Excessive exercise (EE) is common among eating disorder patients. Indeed, in the study I’ll write about today, 39% of patients engaged in EE. Previous studies have tried to find psychopathological and personality correlates of EE but the results have been inconsistent. Some studies have suggested that impulsivity and addictiveness are highly correlated with EE whereas others found that anxious and depressive traits were more closely associated.
In this multi-site study, Shroff and colleagues wanted to examine the prevalence of EE across eating disorder subtypes and the personality traits and clinical variables that were associated with EE in a large sample of women (1,857 in this study).
But first, what exactly is “excessive exercise”?
In this study, participants were deemed to be excessive exercisers when they endorsed at least one of the following with regard to exercise: “(1) severe interference with important activities; (2) exercising more than 3 h/day and distress if unable to exercise; (3) frequent exercise at inappropriate times and places and little or no attempt to suppress the behavior; and (4) exercising despite more serious injury, illness or medical complication.”
PREVALENCE OF EXCESSIVE EXERCISE ACROSS ED …

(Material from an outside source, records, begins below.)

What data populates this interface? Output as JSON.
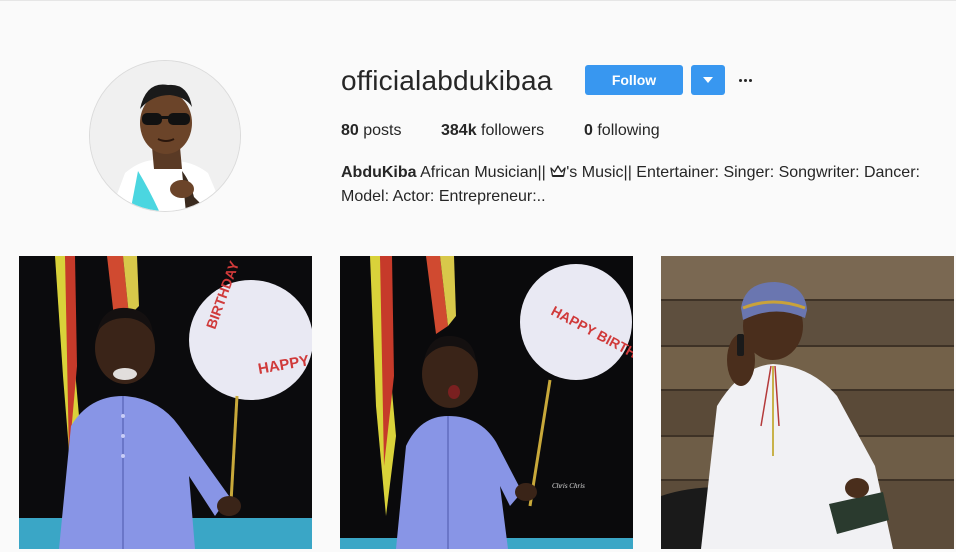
{
  "profile": {
    "username": "officialabdukibaa",
    "follow_label": "Follow",
    "stats": {
      "posts_count": "80",
      "posts_label": "posts",
      "followers_count": "384k",
      "followers_label": "followers",
      "following_count": "0",
      "following_label": "following"
    },
    "bio": {
      "name": "AbduKiba",
      "text_before_icon": "African Musician||",
      "text_after_icon": "'s Music|| Entertainer: Singer: Songwriter: Dancer: Model: Actor: Entrepreneur:.."
    }
  },
  "icons": {
    "dropdown": "chevron-down-icon",
    "more": "more-options-icon",
    "crown": "crown-emoji-icon"
  },
  "posts": [
    {
      "balloon_text": "HAPPY BIRTHDAY"
    },
    {
      "balloon_text": "HAPPY BIRTHDAY",
      "watermark": "Chris Chris"
    },
    {}
  ],
  "colors": {
    "accent": "#3897f0",
    "background": "#fafafa",
    "text": "#262626"
  }
}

This post continues the discussion of the chapter on eating disorders by Carolina Lopez, Marion Roberts, and Janet Treasure from The Handbook of Neuropsychiatric Biomarkers, Endophenotypes and Genes (2009). Part 1 focused on neurotransmitter biomarkers, and this second part will focus on the neuropsychological biomarkers.
Attentional bias is the tendency for individuals to attend to or be distracted by emotionally relevant stimuli over neutral stimuli. Attentional biases have been observed in several studies:
These biases can be minimal but annoying: waiting in line at the pharmacy, staring into space and finding your focus automatically pulled to the magazine headlines promising diet tips or drop a dress size in a week! even if those topics would not normally interest you. Or they might have a more intrusive …
Symptom fluctuation and diagnostic crossover are common in eating disorder patients. A study by Eddy et al. (2008) - who followed patients over an average of 7 years – showed that crossover between subtypes and full-syndrome diagnoses is very common : of those initially diagnosed with anorexia nervosa, almost 73% crossed over to another diagnosis (between symptoms and to bulimia nervosa). More specifically, roughly 50% experienced fluctuation between subtypes (restricting, AN-R, and binge/purge type, AN-BP) and roughly 35% crossed over to bulimia nervosa (a subset experienced both). Of those initially diagnosed with bulimia, roughly 14% crossed over to AN-BP and of those, 3.91% crossed over to AN-R.
This finding (though, well-known to ED specialists and even more well-known to patients) has important implications for treatment. For example, CBT and anti-depressants seem to have positive results in bulimic patients, but not so much in anorexics. What then, about those that crossover from AN-R/AN-BP to BN? Would they, too, benefit from these interventions?
In order to answer those questions, it would be helpful to know who whether we can actually predict who …